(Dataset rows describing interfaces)
::::

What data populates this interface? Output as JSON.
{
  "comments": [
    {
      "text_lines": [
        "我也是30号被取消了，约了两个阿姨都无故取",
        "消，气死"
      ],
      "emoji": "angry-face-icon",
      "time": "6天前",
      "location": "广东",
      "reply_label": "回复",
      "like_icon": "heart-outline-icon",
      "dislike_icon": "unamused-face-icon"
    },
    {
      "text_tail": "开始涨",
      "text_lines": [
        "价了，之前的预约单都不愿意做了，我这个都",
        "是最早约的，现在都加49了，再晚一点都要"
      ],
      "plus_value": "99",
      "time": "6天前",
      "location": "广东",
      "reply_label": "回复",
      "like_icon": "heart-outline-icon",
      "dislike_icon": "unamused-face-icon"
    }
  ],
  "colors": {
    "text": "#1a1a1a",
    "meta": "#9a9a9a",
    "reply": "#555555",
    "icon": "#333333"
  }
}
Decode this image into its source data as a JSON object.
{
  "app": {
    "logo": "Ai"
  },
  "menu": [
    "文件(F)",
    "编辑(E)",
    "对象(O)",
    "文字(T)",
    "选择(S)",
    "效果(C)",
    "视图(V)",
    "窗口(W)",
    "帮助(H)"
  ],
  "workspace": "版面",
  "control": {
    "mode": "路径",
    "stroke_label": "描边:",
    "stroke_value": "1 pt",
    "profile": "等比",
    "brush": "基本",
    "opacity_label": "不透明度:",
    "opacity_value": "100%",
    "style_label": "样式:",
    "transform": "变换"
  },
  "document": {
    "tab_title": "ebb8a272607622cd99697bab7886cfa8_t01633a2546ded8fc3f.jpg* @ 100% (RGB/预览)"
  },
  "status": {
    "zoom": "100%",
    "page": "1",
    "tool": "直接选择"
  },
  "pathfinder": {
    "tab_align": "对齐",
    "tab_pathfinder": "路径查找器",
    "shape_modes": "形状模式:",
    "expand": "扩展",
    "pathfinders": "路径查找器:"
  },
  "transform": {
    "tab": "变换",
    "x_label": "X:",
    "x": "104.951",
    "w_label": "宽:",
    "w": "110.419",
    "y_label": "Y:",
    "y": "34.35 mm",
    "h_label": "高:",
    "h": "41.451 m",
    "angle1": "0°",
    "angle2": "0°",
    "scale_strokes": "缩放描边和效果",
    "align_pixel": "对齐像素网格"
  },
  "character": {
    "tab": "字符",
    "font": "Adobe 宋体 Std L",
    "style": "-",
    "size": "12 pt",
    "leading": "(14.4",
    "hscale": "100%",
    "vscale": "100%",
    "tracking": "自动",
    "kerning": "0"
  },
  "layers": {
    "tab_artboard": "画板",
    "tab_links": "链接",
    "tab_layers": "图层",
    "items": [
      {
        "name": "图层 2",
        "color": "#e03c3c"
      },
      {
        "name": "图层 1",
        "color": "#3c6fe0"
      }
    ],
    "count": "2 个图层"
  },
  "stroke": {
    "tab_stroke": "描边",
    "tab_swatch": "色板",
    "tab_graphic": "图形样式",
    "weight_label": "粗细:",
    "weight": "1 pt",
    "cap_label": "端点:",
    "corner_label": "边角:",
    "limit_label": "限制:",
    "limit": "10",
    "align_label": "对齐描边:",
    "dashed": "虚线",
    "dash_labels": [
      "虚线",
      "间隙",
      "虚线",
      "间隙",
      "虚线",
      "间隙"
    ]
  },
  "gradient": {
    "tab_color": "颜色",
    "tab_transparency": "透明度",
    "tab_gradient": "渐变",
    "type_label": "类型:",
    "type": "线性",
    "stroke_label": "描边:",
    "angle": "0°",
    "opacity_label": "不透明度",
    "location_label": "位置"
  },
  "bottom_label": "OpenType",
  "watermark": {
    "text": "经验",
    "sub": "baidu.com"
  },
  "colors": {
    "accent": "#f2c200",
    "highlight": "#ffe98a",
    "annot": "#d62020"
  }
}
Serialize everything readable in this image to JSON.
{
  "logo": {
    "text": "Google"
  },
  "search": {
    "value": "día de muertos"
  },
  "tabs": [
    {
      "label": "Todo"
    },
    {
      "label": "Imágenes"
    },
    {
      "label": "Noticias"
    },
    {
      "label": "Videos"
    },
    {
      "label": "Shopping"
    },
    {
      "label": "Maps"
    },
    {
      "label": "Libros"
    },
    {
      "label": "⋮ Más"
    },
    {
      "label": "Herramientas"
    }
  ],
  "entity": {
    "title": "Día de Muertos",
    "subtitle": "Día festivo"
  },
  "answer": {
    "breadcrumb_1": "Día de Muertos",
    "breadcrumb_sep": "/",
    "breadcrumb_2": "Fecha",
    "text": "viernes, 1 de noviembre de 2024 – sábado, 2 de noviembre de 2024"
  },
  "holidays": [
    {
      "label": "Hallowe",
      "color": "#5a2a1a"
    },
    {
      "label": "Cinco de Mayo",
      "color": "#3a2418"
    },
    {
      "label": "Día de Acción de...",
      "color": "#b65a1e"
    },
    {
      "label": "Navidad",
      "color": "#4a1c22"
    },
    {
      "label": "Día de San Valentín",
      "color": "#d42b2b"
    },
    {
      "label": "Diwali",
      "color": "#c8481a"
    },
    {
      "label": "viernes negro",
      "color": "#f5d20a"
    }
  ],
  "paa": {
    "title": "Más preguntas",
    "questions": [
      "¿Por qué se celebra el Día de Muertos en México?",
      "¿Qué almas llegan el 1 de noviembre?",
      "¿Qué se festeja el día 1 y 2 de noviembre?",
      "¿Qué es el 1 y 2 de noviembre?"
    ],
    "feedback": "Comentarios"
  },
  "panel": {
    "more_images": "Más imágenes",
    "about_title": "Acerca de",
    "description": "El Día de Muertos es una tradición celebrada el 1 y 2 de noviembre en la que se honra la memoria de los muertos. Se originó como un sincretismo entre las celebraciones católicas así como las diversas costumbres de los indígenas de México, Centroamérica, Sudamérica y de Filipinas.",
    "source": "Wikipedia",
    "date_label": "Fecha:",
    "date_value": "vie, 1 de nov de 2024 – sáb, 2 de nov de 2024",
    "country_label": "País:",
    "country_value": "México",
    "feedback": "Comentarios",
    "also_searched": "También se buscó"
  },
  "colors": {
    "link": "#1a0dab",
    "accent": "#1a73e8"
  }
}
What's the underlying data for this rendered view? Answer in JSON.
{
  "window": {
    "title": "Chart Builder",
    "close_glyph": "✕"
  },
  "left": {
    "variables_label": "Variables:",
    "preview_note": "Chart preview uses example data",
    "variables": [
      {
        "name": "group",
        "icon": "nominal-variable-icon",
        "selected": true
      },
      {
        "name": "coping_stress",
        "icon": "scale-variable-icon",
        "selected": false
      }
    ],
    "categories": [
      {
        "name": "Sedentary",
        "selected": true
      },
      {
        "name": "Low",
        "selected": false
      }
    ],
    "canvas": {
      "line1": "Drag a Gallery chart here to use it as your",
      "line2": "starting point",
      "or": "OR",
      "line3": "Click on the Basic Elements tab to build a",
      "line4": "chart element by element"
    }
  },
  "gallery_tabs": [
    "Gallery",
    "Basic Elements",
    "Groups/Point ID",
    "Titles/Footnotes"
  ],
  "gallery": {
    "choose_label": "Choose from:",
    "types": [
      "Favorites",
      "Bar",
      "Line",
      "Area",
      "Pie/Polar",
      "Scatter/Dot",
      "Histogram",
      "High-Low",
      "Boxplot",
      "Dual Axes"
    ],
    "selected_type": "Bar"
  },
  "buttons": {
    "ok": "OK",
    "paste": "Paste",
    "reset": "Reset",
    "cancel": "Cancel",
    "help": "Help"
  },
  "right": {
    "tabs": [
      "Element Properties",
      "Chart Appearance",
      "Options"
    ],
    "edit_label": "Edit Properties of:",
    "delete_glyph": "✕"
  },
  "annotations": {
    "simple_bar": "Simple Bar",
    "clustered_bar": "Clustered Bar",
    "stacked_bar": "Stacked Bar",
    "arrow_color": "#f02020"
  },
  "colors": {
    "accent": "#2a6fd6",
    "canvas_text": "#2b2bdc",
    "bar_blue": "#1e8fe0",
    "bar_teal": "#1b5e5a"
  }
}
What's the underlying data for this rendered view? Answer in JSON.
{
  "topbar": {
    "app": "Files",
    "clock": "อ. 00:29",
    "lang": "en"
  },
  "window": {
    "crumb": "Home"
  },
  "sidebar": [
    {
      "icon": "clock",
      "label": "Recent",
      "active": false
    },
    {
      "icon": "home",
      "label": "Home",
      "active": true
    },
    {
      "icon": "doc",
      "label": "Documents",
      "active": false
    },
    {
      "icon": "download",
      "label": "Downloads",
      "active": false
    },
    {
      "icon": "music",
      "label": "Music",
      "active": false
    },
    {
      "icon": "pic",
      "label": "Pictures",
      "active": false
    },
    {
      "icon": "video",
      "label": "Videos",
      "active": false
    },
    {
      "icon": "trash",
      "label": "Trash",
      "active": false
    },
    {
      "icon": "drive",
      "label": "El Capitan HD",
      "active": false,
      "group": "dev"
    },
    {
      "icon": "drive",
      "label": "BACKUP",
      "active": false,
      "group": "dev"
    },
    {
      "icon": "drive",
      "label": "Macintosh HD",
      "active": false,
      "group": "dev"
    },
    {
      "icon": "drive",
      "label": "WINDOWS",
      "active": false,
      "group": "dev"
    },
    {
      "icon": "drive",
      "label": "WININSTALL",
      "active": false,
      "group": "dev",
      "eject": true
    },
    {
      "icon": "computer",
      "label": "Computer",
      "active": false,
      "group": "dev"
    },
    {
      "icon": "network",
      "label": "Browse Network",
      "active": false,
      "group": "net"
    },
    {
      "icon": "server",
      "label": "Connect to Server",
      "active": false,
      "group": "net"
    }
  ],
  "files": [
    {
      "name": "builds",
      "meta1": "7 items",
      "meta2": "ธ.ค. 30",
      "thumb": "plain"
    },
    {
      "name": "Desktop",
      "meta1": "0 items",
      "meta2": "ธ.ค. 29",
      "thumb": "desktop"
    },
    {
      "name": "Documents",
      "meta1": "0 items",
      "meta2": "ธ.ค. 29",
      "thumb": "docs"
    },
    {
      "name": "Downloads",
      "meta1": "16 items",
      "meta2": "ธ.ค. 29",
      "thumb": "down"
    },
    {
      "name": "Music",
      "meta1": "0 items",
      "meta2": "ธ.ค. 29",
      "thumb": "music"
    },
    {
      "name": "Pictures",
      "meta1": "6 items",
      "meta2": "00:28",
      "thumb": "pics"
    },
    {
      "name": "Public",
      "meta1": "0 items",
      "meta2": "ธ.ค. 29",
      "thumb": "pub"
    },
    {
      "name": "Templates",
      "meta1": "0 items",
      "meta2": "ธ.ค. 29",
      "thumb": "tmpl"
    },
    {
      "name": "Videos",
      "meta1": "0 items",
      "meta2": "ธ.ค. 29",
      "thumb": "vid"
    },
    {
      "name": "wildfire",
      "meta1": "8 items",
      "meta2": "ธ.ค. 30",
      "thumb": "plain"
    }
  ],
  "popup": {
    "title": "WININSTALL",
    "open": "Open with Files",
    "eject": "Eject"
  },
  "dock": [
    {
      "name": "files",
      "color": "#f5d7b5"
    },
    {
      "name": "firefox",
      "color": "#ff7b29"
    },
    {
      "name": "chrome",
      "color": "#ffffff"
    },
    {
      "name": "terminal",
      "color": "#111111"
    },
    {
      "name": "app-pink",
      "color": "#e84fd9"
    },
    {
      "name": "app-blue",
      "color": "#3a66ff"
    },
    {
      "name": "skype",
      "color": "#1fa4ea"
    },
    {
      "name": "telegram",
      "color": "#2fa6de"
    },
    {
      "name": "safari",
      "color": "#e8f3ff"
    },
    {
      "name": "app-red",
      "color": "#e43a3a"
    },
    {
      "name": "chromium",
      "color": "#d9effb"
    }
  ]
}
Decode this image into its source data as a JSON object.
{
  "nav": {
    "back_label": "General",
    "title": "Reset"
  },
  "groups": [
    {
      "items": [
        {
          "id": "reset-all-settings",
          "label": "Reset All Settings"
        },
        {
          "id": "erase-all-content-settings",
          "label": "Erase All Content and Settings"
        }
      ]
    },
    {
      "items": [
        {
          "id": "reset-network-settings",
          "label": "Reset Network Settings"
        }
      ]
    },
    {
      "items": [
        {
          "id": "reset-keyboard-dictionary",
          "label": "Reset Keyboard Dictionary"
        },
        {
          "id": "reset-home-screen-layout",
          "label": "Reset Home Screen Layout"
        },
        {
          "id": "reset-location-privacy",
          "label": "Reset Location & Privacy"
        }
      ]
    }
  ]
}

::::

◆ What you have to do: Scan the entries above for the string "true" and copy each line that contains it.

◆ Solution below:
        "selected": true
        "selected": true
      "active": true
      "eject": true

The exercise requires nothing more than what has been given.